A verbatim copy of every record is required, and no pictures should be included.

********************

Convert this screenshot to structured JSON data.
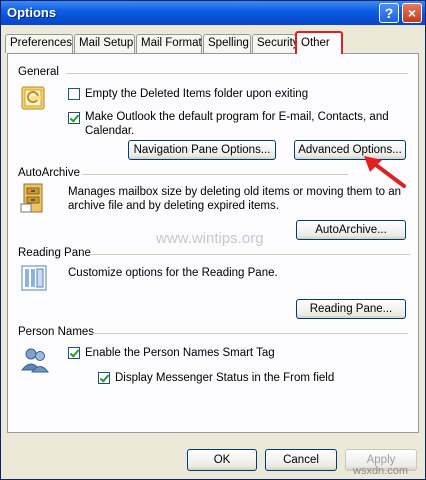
{
  "window": {
    "title": "Options",
    "help_label": "?",
    "close_label": "×"
  },
  "tabs": [
    {
      "label": "Preferences"
    },
    {
      "label": "Mail Setup"
    },
    {
      "label": "Mail Format"
    },
    {
      "label": "Spelling"
    },
    {
      "label": "Security"
    },
    {
      "label": "Other",
      "active": true
    }
  ],
  "general": {
    "title": "General",
    "empty_deleted": {
      "label": "Empty the Deleted Items folder upon exiting",
      "checked": false
    },
    "default_program": {
      "label_line1": "Make Outlook the default program for E-mail, Contacts, and",
      "label_line2": "Calendar.",
      "checked": true
    },
    "nav_pane_button": "Navigation Pane Options...",
    "advanced_button": "Advanced Options..."
  },
  "autoarchive": {
    "title": "AutoArchive",
    "description_line1": "Manages mailbox size by deleting old items or moving them to an",
    "description_line2": "archive file and by deleting expired items.",
    "button": "AutoArchive..."
  },
  "reading_pane": {
    "title": "Reading Pane",
    "description": "Customize options for the Reading Pane.",
    "button": "Reading Pane..."
  },
  "person_names": {
    "title": "Person Names",
    "smart_tag": {
      "label": "Enable the Person Names Smart Tag",
      "checked": true
    },
    "messenger_status": {
      "label": "Display Messenger Status in the From field",
      "checked": true
    }
  },
  "footer": {
    "ok": "OK",
    "cancel": "Cancel",
    "apply": "Apply"
  },
  "watermark": "www.wintips.org",
  "corner_mark": "wsxdn.com",
  "colors": {
    "highlight": "#e02020",
    "titlebar": "#0a4fd6"
  }
}
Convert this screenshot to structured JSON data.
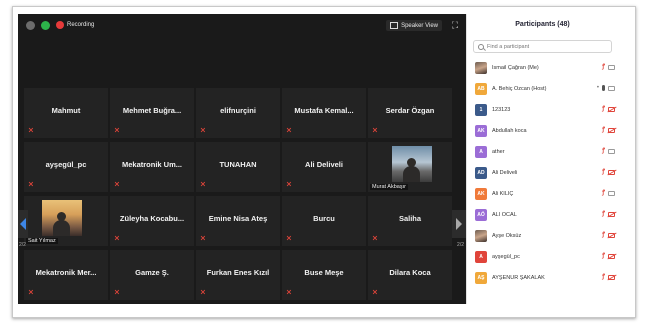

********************

**Reply**
Convert this screenshot to structured JSON data.
{
  "window": {
    "title": "Options",
    "help_label": "?",
    "close_label": "×"
  },
  "tabs": [
    {
      "label": "Preferences"
    },
    {
      "label": "Mail Setup"
    },
    {
      "label": "Mail Format"
    },
    {
      "label": "Spelling"
    },
    {
      "label": "Security"
    },
    {
      "label": "Other",
      "active": true
    }
  ],
  "general": {
    "title": "General",
    "empty_deleted": {
      "label": "Empty the Deleted Items folder upon exiting",
      "checked": false
    },
    "default_program": {
      "label_line1": "Make Outlook the default program for E-mail, Contacts, and",
      "label_line2": "Calendar.",
      "checked": true
    },
    "nav_pane_button": "Navigation Pane Options...",
    "advanced_button": "Advanced Options..."
  },
  "autoarchive": {
    "title": "AutoArchive",
    "description_line1": "Manages mailbox size by deleting old items or moving them to an",
    "description_line2": "archive file and by deleting expired items.",
    "button": "AutoArchive..."
  },
  "reading_pane": {
    "title": "Reading Pane",
    "description": "Customize options for the Reading Pane.",
    "button": "Reading Pane..."
  },
  "person_names": {
    "title": "Person Names",
    "smart_tag": {
      "label": "Enable the Person Names Smart Tag",
      "checked": true
    },
    "messenger_status": {
      "label": "Display Messenger Status in the From field",
      "checked": true
    }
  },
  "footer": {
    "ok": "OK",
    "cancel": "Cancel",
    "apply": "Apply"
  },
  "watermark": "www.wintips.org",
  "corner_mark": "wsxdn.com",
  "colors": {
    "highlight": "#e02020",
    "titlebar": "#0a4fd6"
  }
}
Convert this screenshot to structured JSON data.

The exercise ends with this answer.